» **Problem to work on**
When you copy the records that follow, please keep every word exactly as it is and leave out the pictures.

(Data about app and page elements)
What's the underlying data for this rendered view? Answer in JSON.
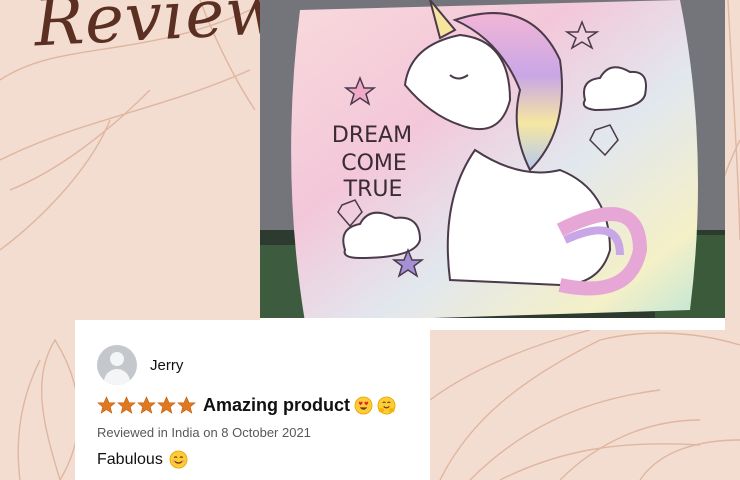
{
  "page": {
    "title": "Review"
  },
  "photo": {
    "pillow_text": [
      "DREAM",
      "COME",
      "TRUE"
    ]
  },
  "review": {
    "reviewer_name": "Jerry",
    "rating": 5,
    "rating_max": 5,
    "headline": "Amazing product",
    "headline_emojis": [
      "heart-eyes-emoji",
      "hugging-face-emoji"
    ],
    "date_text": "Reviewed in India on 8 October 2021",
    "body": "Fabulous",
    "body_emoji": "smiling-face-emoji"
  },
  "colors": {
    "background": "#f3ddd1",
    "title": "#5b2f22",
    "star": "#de7921"
  }
}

» **Answer section**
What's the underlying data for this rendered view? Answer in JSON.
{
  "page": {
    "title": "Review"
  },
  "photo": {
    "pillow_text": [
      "DREAM",
      "COME",
      "TRUE"
    ]
  },
  "review": {
    "reviewer_name": "Jerry",
    "rating": 5,
    "rating_max": 5,
    "headline": "Amazing product",
    "headline_emojis": [
      "heart-eyes-emoji",
      "hugging-face-emoji"
    ],
    "date_text": "Reviewed in India on 8 October 2021",
    "body": "Fabulous",
    "body_emoji": "smiling-face-emoji"
  },
  "colors": {
    "background": "#f3ddd1",
    "title": "#5b2f22",
    "star": "#de7921"
  }
}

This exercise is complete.